Can the length of a video shift us from interested to annoyed?
How many times have we seen a funny video online and thought about sharing it with a friend or coworker? Maybe you’ve been on the receiving end of the video share. At first thought, it seems like such a well-intentioned, good-humored action. But some memes in pop culture poke fun at the practice as annoying.
So we wondered, does video sharing cause psychological pleasure or pain for the recipient? And does the length of the video matter?
We ran an experiment with 400 people on Amazon Mechanical Turk in which participants were told that a friend-coworker wanted to show them a funny photo or video with varying durations in length (randomly assigned). We then measured how interested or annoyed the participant was.
Participants were instructed to, “Imagine it’s almost the end of the workday and a friend/co-worker approaches you wanting to show you a funny [photo / 30-second video / 2-minute video / 5-minute video].” We randomized which of the four conditions participants saw [in brackets].
Participants were then asked “On a scale from “annoyed” to “interested”, how do you feel? (1 = Not at all, 7 = Extremely)” using a 1-7 scale.

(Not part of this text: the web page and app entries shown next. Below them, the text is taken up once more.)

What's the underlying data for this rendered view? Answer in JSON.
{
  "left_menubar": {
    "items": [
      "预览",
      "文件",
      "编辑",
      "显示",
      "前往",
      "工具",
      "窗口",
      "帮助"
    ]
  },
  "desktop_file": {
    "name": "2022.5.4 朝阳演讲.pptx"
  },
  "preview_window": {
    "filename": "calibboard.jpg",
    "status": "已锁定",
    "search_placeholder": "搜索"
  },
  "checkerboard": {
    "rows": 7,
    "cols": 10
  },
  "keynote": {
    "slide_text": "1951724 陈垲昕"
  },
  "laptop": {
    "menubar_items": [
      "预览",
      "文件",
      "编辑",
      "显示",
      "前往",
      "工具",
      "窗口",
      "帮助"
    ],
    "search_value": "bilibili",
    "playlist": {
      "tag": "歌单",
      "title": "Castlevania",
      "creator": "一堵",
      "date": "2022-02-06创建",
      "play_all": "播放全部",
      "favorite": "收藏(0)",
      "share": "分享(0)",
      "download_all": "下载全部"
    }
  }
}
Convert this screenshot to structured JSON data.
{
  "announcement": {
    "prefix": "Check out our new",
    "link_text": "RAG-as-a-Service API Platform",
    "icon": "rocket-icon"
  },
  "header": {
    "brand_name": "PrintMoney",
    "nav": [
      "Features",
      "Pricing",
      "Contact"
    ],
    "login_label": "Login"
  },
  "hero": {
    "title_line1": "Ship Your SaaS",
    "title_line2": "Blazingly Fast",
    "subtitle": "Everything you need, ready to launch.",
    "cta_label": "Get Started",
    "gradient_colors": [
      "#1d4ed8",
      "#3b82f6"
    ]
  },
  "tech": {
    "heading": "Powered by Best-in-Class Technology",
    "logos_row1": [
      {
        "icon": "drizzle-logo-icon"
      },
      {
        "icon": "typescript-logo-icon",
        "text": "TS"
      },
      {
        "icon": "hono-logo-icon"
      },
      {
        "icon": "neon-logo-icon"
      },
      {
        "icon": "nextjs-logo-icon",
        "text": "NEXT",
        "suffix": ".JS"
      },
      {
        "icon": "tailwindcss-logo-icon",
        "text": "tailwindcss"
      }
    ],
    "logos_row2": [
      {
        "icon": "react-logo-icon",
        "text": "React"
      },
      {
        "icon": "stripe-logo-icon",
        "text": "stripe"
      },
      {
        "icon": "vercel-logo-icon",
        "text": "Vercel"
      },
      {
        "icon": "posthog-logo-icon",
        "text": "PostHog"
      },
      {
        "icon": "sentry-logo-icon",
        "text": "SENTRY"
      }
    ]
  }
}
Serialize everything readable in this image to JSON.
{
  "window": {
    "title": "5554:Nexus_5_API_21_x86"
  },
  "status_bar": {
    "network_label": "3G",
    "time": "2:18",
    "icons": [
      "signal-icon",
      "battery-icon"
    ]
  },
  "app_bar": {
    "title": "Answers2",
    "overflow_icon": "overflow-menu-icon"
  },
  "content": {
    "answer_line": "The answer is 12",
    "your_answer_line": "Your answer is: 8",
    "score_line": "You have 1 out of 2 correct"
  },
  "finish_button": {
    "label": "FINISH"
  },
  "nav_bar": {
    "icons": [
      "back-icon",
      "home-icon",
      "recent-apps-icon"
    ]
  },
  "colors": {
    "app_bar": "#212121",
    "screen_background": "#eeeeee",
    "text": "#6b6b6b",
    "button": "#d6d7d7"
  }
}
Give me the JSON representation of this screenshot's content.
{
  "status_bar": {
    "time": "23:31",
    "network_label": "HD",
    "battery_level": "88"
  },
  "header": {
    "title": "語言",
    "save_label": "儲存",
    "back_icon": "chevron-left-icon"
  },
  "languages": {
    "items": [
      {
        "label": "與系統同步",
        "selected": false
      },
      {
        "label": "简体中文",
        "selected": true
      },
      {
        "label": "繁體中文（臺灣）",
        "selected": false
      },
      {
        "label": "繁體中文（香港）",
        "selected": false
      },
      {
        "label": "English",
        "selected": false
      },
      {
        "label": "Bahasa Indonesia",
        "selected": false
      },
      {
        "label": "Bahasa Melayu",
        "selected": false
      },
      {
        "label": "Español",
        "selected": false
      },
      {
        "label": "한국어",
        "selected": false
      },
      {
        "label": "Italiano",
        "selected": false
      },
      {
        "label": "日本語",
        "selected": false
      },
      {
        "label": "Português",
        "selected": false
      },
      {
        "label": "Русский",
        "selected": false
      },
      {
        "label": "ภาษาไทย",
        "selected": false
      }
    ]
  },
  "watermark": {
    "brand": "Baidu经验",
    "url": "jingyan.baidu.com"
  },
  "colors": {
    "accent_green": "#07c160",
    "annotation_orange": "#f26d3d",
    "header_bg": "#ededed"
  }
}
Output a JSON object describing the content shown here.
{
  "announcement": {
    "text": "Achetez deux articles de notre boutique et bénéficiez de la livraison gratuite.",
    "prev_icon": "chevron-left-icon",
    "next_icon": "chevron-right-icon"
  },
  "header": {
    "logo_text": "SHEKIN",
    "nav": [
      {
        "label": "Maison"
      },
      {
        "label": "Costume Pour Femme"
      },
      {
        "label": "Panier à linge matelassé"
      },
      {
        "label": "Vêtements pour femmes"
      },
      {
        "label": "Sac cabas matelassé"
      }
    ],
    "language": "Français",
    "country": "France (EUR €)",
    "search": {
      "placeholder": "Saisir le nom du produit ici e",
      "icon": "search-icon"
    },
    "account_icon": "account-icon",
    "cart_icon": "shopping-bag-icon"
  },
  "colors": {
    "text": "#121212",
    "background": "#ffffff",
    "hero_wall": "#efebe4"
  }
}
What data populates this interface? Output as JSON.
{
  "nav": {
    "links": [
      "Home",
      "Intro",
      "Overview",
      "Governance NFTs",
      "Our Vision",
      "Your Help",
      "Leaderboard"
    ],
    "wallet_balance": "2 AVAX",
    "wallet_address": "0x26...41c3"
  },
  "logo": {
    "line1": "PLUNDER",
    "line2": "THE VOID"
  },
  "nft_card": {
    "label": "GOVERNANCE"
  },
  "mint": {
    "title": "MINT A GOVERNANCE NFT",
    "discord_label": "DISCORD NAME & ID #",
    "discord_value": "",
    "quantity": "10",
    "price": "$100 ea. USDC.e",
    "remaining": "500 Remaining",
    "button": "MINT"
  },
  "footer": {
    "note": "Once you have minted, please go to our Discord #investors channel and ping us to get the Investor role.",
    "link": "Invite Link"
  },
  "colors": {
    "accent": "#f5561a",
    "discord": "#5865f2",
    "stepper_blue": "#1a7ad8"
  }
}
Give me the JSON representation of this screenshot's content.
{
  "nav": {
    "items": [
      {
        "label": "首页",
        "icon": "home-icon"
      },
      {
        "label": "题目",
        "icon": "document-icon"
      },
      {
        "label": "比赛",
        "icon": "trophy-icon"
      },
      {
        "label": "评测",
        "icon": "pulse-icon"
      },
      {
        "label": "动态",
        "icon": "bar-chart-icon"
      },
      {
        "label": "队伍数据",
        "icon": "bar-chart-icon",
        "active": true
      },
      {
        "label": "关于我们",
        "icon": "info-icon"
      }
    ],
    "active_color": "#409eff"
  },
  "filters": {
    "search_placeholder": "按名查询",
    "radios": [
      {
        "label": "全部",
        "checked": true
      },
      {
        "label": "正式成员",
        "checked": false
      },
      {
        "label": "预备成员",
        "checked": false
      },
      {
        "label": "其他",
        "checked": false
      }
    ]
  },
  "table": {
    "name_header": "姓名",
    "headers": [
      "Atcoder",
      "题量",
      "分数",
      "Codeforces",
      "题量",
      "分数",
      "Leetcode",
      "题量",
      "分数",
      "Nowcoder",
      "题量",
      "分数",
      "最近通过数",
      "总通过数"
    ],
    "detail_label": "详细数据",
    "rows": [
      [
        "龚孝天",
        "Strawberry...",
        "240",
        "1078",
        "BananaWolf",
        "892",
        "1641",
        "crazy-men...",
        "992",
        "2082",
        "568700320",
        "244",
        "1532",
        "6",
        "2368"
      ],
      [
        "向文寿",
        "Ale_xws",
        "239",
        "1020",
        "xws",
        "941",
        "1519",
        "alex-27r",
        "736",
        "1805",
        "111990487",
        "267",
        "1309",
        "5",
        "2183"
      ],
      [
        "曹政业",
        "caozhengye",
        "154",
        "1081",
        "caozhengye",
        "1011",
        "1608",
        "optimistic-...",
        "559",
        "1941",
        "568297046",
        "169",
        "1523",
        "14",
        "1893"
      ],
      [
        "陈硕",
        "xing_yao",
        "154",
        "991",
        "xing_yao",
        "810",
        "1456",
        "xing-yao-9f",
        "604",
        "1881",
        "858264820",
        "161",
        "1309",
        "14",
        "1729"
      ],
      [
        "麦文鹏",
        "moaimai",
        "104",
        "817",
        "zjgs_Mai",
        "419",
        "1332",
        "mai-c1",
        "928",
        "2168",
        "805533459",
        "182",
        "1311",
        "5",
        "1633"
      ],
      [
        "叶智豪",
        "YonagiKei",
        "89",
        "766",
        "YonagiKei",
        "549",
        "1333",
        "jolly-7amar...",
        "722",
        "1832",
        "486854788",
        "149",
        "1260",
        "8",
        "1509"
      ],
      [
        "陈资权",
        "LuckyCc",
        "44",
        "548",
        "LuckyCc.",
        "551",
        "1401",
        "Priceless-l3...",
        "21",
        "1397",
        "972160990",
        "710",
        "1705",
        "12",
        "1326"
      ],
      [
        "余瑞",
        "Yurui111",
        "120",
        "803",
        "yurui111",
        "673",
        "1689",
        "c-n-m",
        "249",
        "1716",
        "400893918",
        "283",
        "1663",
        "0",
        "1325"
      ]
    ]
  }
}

We analyzed the video conditions against the photo condition as our control. In short, when compared against the photo condition (avg. = 4.97) we found marginally significant differences for the 5-minute video (avg. = 4.56, p = 0.067) and 2-minute video (avg. = 4.60, p = 0.096), but not the 30-second video (avg. = 4.79, p = 0.421). When looking at all four conditions linearly, we also find a marginally significant effect, such that every minute of video length caused a -0.07 reduction in interest, toward annoyance, on a 1-7 scale (p = 0.085).
It’s important to note that these effects are only marginally significant, and small at best. We’d want to replicate the experiment before staking the claim that longer videos do reduce interest or increase annoyance. And of course, it likely depends on the video itself. Videos from friends who share your sense of humor are likely to be more interesting and funnier to you, so the anticipatory feelings are likely to be better.
Nevertheless, the results at least suggest that if you’re considering showing your friend or coworker a long video, you should probably make sure they’d really want to see it. Maybe just ask first.
We used Ordinary Least Squares (OLS) regression analysis to test for significant differences in perceptions between our experimental conditions. For significant differences, the difference between the groups' averages would be large and their corresponding “p-values” would be small. If the p-value is less than 0.05, we consider the difference statistically significant, meaning we'd likely find a similar effect if we ran the study again with this population. To test for significant interactions between the main results and participant demographics, we used OLS regression analyses with interaction terms.